Many people believe that if they are married and they die without a Will, all their property will automatically go to their surviving spouse. That is frequently NOT the case in Australia.
If you are married, all jointly-owned property will pass by right of survivorship to your spouse. Matrimonial property (essentially property acquired during the marriage) will also generally go to your spouse.
However, if you also have one or more children, state law will provide a formula which will direct the share of the separate property (property acquired before marriage or inherited during the marriage) which will go to each of them. This can be an unintended result if the estate is modest and your surviving spouse needs all the estate-assets to make ends meet.
IF you die intestate (without a Will), these are some things you cannot do:
- Leave any part of your estate to a friend.
- Provide for a disabled child or other disabled beneficiary so as not to impact the government assistance they might otherwise receive.
- Nominate a guardian for your minor children.
- Prevent a minor beneficiary from receiving all of his or her inheritance at age 18.
- Leave any gifts to charity.
- Disinherit someone who would normally be regarded as your heir.
- Specify who will receive your personal property such as collectables, jewellery, artwork, coins, etc.
- Provide a life estate so that someone can live in your home after your death.
- Leave any part of your estate to a step-child or foster child which has not been adopted.
- Provide for the continuing care & accommodation of a pet animal.
- Designate the ages and the terms under which your children or grandchildren will receive their inheritance.
Under modern laws, it may be possible for a person to have more than one “spouse” for the purposes of probate law. A “domestic partner”, or “defacto” may potentially be declared to be a “putative spouse” after you have died. The additional spouse might be able to validly challenge your estate AFTER you die, and acquire property rights in your deceased estate under intestacy laws which you don’t intend.
To avoid unintended results upon your death and properly provide for your loved ones, it is important to have a Will, as a component of an integrated estate plan. Call Genders & Partners today and know more about getting a Will in Adelaide.
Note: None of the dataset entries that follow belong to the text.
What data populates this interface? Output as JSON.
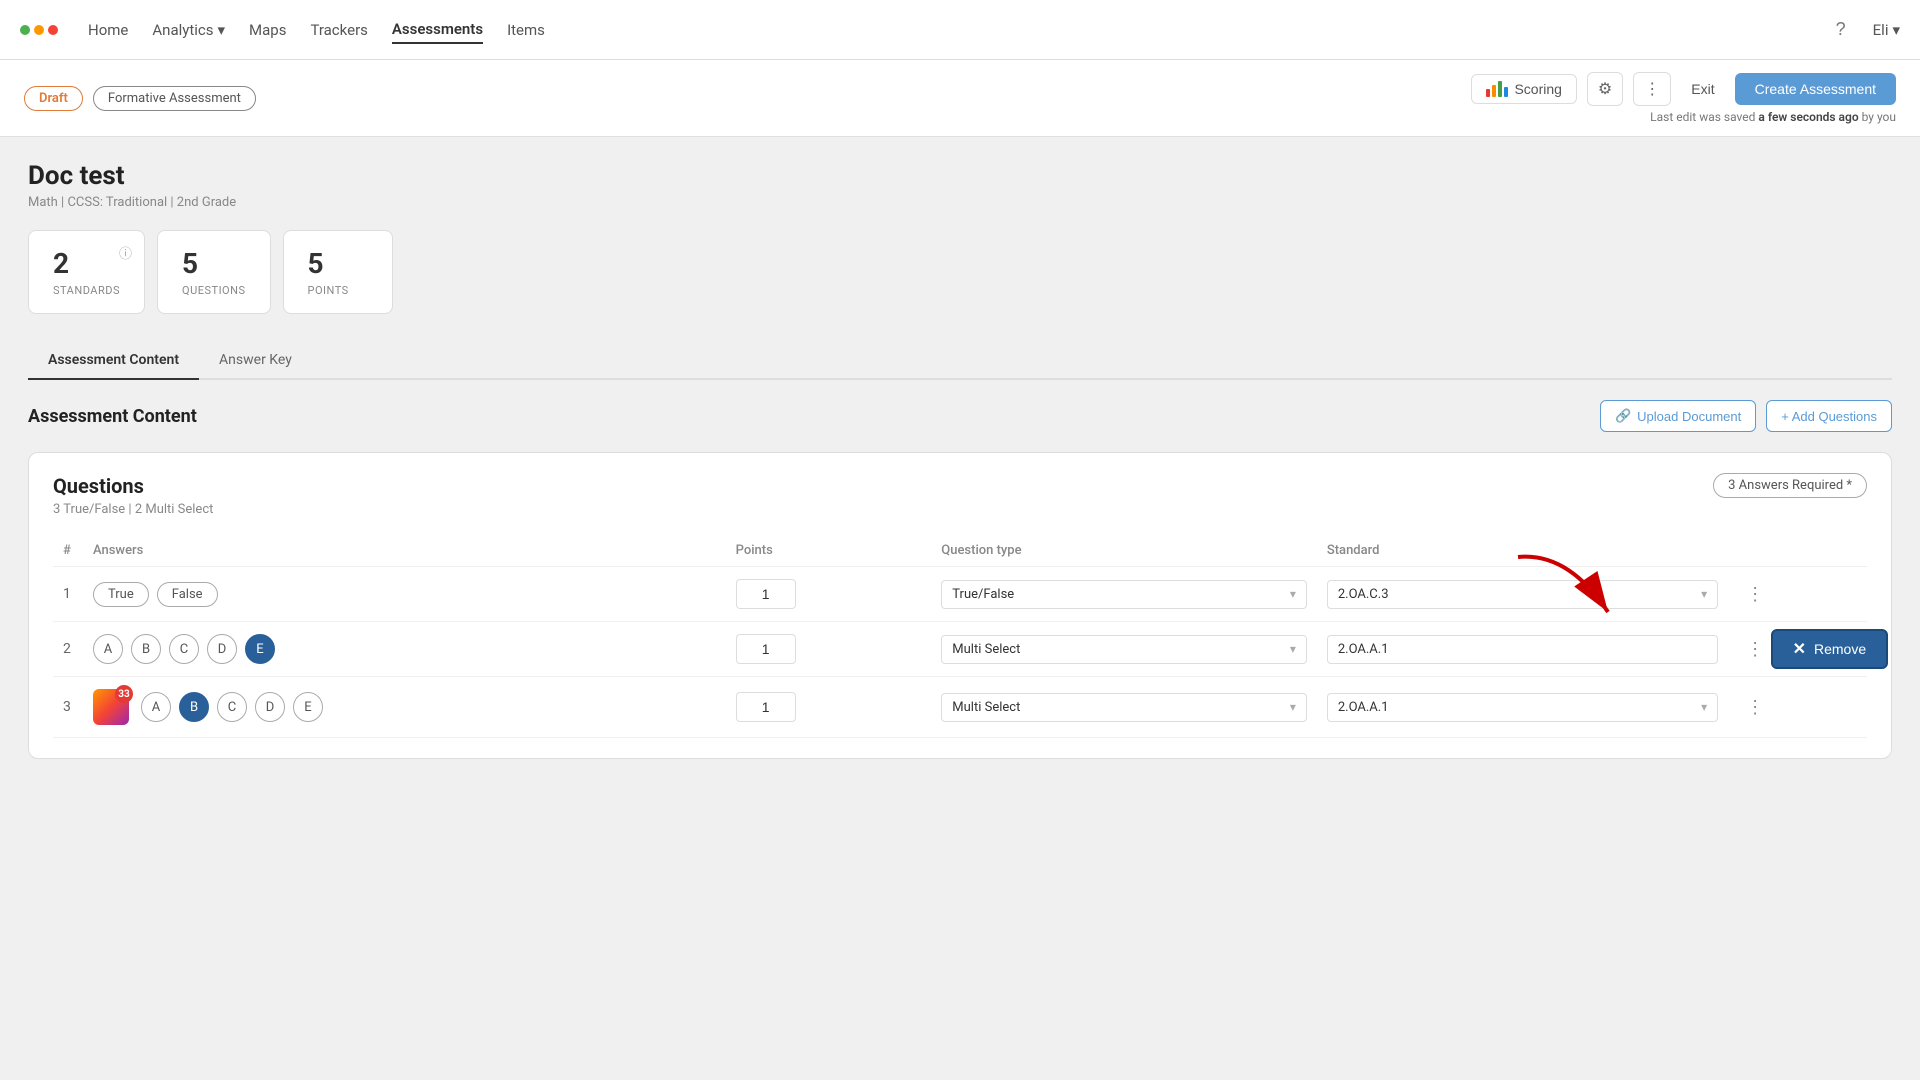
{
  "nav": {
    "home": "Home",
    "analytics": "Analytics",
    "maps": "Maps",
    "trackers": "Trackers",
    "assessments": "Assessments",
    "items": "Items",
    "user": "Eli"
  },
  "toolbar": {
    "badge_draft": "Draft",
    "badge_formative": "Formative Assessment",
    "scoring_label": "Scoring",
    "exit_label": "Exit",
    "create_label": "Create Assessment",
    "save_text": "Last edit was saved",
    "save_time": "a few seconds ago",
    "save_by": "by you"
  },
  "doc": {
    "title": "Doc test",
    "meta": "Math  |  CCSS: Traditional  |  2nd Grade"
  },
  "stats": [
    {
      "num": "2",
      "label": "STANDARDS"
    },
    {
      "num": "5",
      "label": "QUESTIONS"
    },
    {
      "num": "5",
      "label": "POINTS"
    }
  ],
  "tabs": [
    {
      "label": "Assessment Content",
      "active": true
    },
    {
      "label": "Answer Key",
      "active": false
    }
  ],
  "content": {
    "title": "Assessment Content",
    "upload_label": "Upload Document",
    "add_label": "+ Add Questions"
  },
  "questions": {
    "title": "Questions",
    "subtitle": "3 True/False | 2 Multi Select",
    "answers_required": "3 Answers Required *",
    "col_hash": "#",
    "col_answers": "Answers",
    "col_points": "Points",
    "col_question_type": "Question type",
    "col_standard": "Standard",
    "rows": [
      {
        "num": "1",
        "answers": [
          "True",
          "False"
        ],
        "answer_type": "pill",
        "points": "1",
        "question_type": "True/False",
        "standard": "2.OA.C.3",
        "selected": []
      },
      {
        "num": "2",
        "answers": [
          "A",
          "B",
          "C",
          "D",
          "E"
        ],
        "answer_type": "circle",
        "points": "1",
        "question_type": "Multi Select",
        "standard": "2.OA.A.1",
        "selected": [
          "E"
        ],
        "show_remove": true
      },
      {
        "num": "3",
        "answers": [
          "A",
          "B",
          "C",
          "D",
          "E"
        ],
        "answer_type": "circle",
        "points": "1",
        "question_type": "Multi Select",
        "standard": "2.OA.A.1",
        "selected": [
          "B"
        ],
        "has_logo": true
      }
    ],
    "remove_label": "Remove"
  }
}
And do it now… before it is too late.
SPECIAL REPORT “7 Things You Must Know Before You Make Your Will”
In this report you will Learn:
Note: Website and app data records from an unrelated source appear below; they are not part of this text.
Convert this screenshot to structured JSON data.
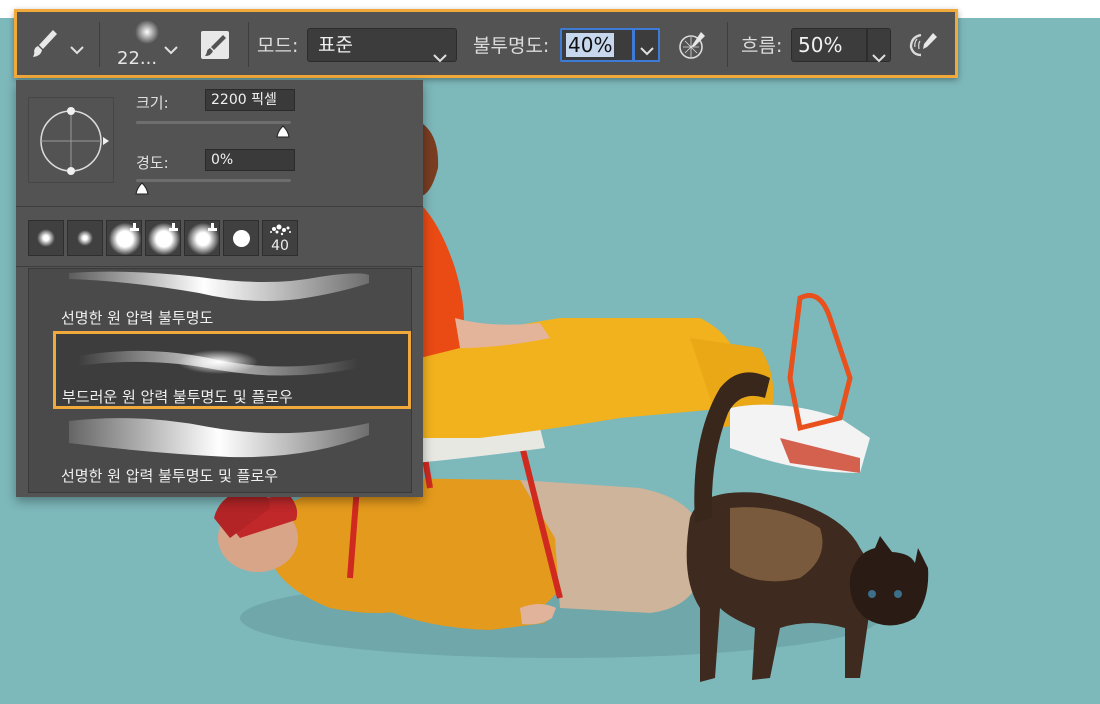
{
  "options_bar": {
    "brush_size": "22...",
    "mode_label": "모드:",
    "mode_value": "표준",
    "opacity_label": "불투명도:",
    "opacity_value": "40%",
    "flow_label": "흐름:",
    "flow_value": "50%",
    "icons": [
      "brush-tool-icon",
      "brush-preset-icon",
      "brush-settings-icon",
      "pressure-opacity-icon",
      "airbrush-icon"
    ]
  },
  "brush_panel": {
    "size_label": "크기:",
    "size_value": "2200 픽셀",
    "size_slider": 0.95,
    "hardness_label": "경도:",
    "hardness_value": "0%",
    "hardness_slider": 0.0,
    "recent_tip_count": "40",
    "presets": [
      {
        "name": "선명한 원 압력 불투명도",
        "selected": false
      },
      {
        "name": "부드러운 원 압력 불투명도 및 플로우",
        "selected": true
      },
      {
        "name": "선명한 원 압력 불투명도 및 플로우",
        "selected": false
      }
    ]
  },
  "colors": {
    "highlight": "#f2a93b",
    "panel_bg": "#535353",
    "canvas_bg": "#7db8bb"
  }
}
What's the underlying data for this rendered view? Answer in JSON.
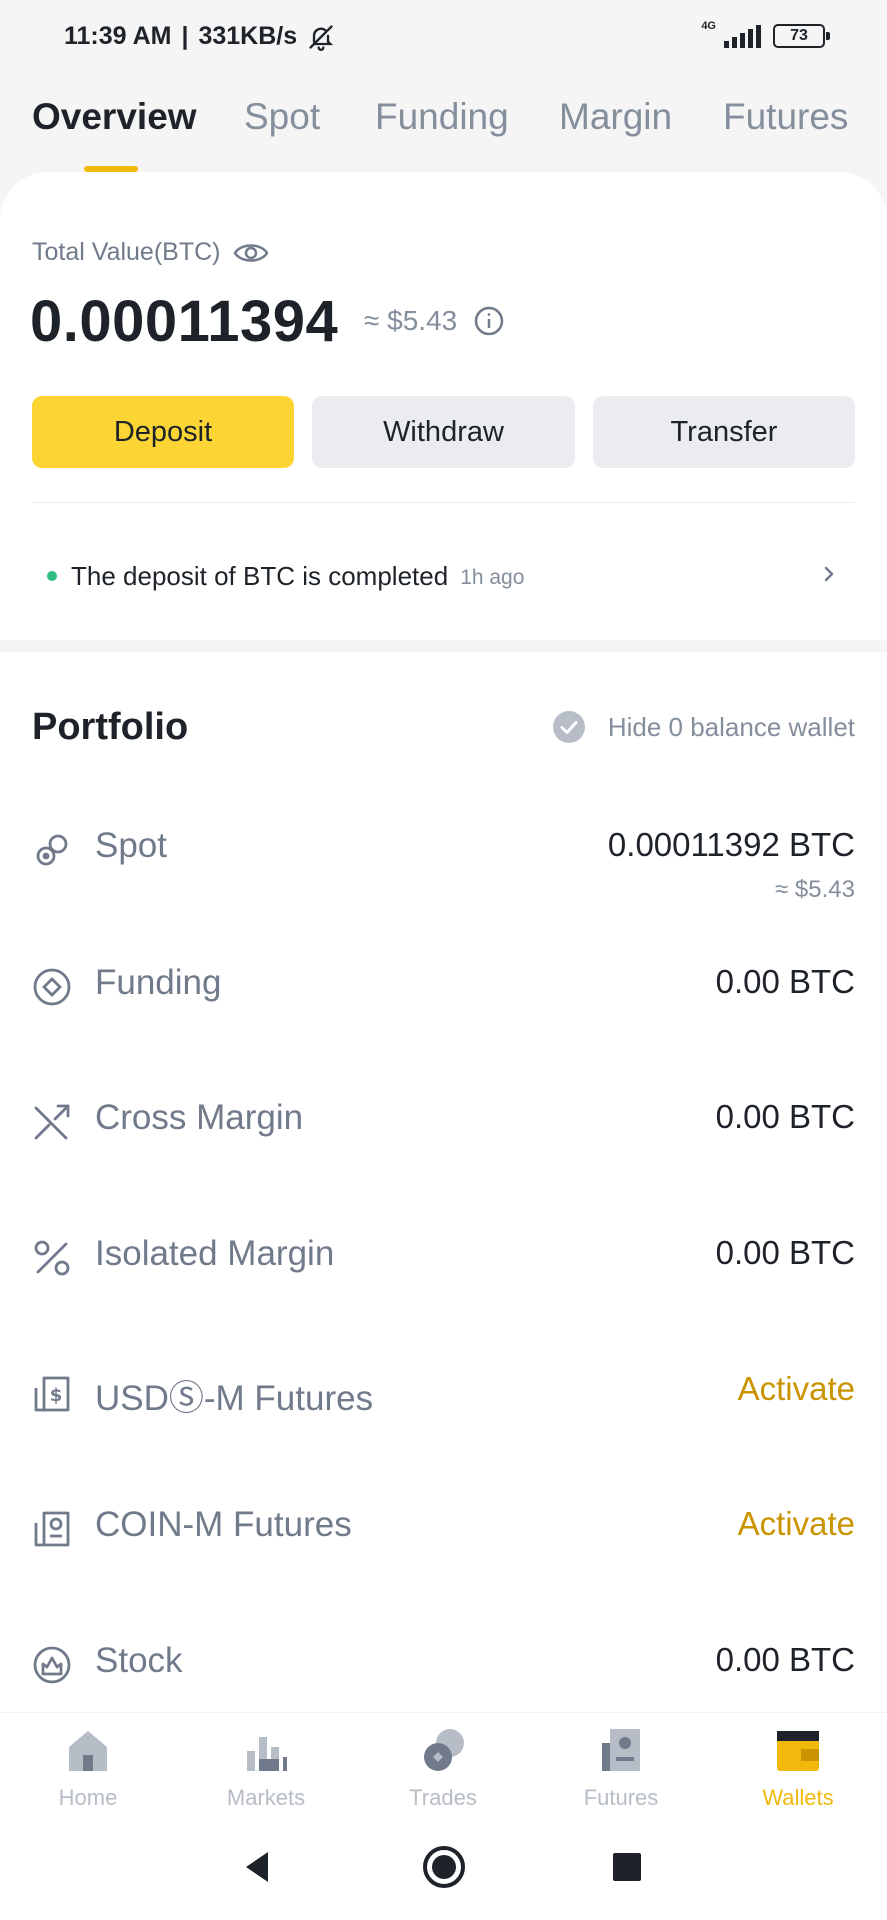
{
  "status_bar": {
    "time": "11:39 AM",
    "speed": "331KB/s",
    "network": "4G",
    "battery": "73"
  },
  "tabs": [
    {
      "label": "Overview",
      "active": true
    },
    {
      "label": "Spot"
    },
    {
      "label": "Funding"
    },
    {
      "label": "Margin"
    },
    {
      "label": "Futures"
    }
  ],
  "total": {
    "label": "Total Value(BTC)",
    "value": "0.00011394",
    "usd": "≈ $5.43"
  },
  "actions": {
    "deposit": "Deposit",
    "withdraw": "Withdraw",
    "transfer": "Transfer"
  },
  "notice": {
    "text": "The deposit of BTC is completed",
    "time": "1h ago"
  },
  "portfolio": {
    "title": "Portfolio",
    "hide_zero_label": "Hide 0 balance wallet",
    "rows": [
      {
        "label": "Spot",
        "value": "0.00011392 BTC",
        "sub": "≈ $5.43",
        "icon": "spot-icon"
      },
      {
        "label": "Funding",
        "value": "0.00 BTC",
        "icon": "funding-icon"
      },
      {
        "label": "Cross Margin",
        "value": "0.00 BTC",
        "icon": "cross-margin-icon"
      },
      {
        "label": "Isolated Margin",
        "value": "0.00 BTC",
        "icon": "isolated-margin-icon"
      },
      {
        "label": "USDⓈ-M Futures",
        "value": "Activate",
        "icon": "usds-futures-icon"
      },
      {
        "label": "COIN-M Futures",
        "value": "Activate",
        "icon": "coin-futures-icon"
      },
      {
        "label": "Stock",
        "value": "0.00 BTC",
        "icon": "stock-icon"
      }
    ]
  },
  "bottom_nav": [
    {
      "label": "Home",
      "icon": "home-icon"
    },
    {
      "label": "Markets",
      "icon": "markets-icon"
    },
    {
      "label": "Trades",
      "icon": "trades-icon"
    },
    {
      "label": "Futures",
      "icon": "futures-icon"
    },
    {
      "label": "Wallets",
      "icon": "wallet-icon",
      "active": true
    }
  ],
  "colors": {
    "brand_yellow": "#fcd535",
    "accent_yellow": "#f0b90b",
    "activate": "#c99400",
    "success_green": "#2ebd85",
    "text_primary": "#1e2329",
    "text_secondary": "#848e9c"
  }
}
Why home-made Wills can be a LOT more expensive than you might think.
The secret weapons used by the rich & powerful to protect their assets, and transfer their wealth two or three generations ahead.
How Estate and Trustee Companies make BIG money from “free” Wills.
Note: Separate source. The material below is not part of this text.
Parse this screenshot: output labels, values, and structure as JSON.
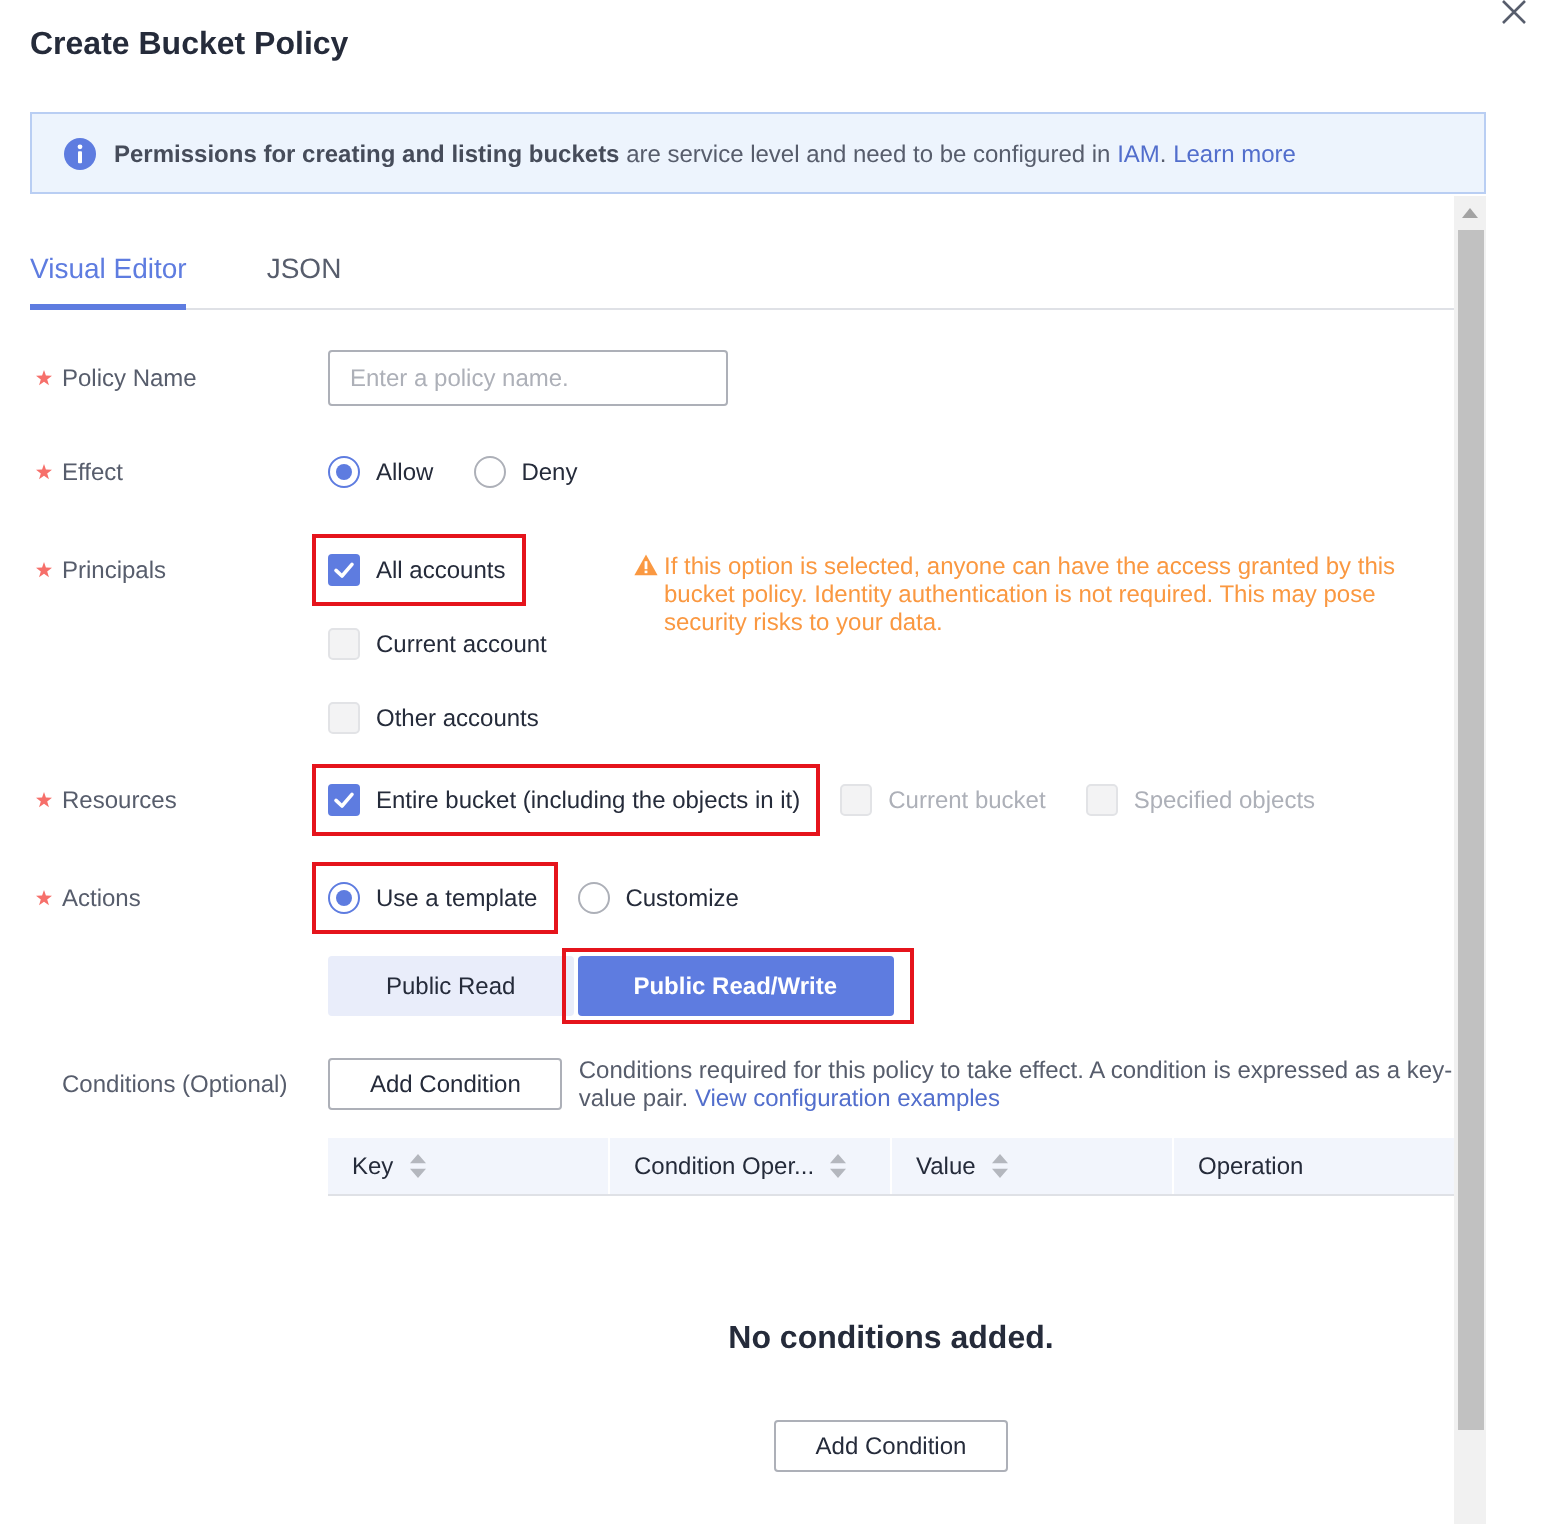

The Most Common Estate Planning Mistakes, how they can cost your family a fortune, and How to Avoid Them.
The Elements of a Sound Estate Plan – why a Will alone is not enough.
How to Make Sure Your Assets Stay in Your Family and are not lost to creditors, lawsuits or ex-spouses.
How to guard against challenges to your Estate after you’re gone.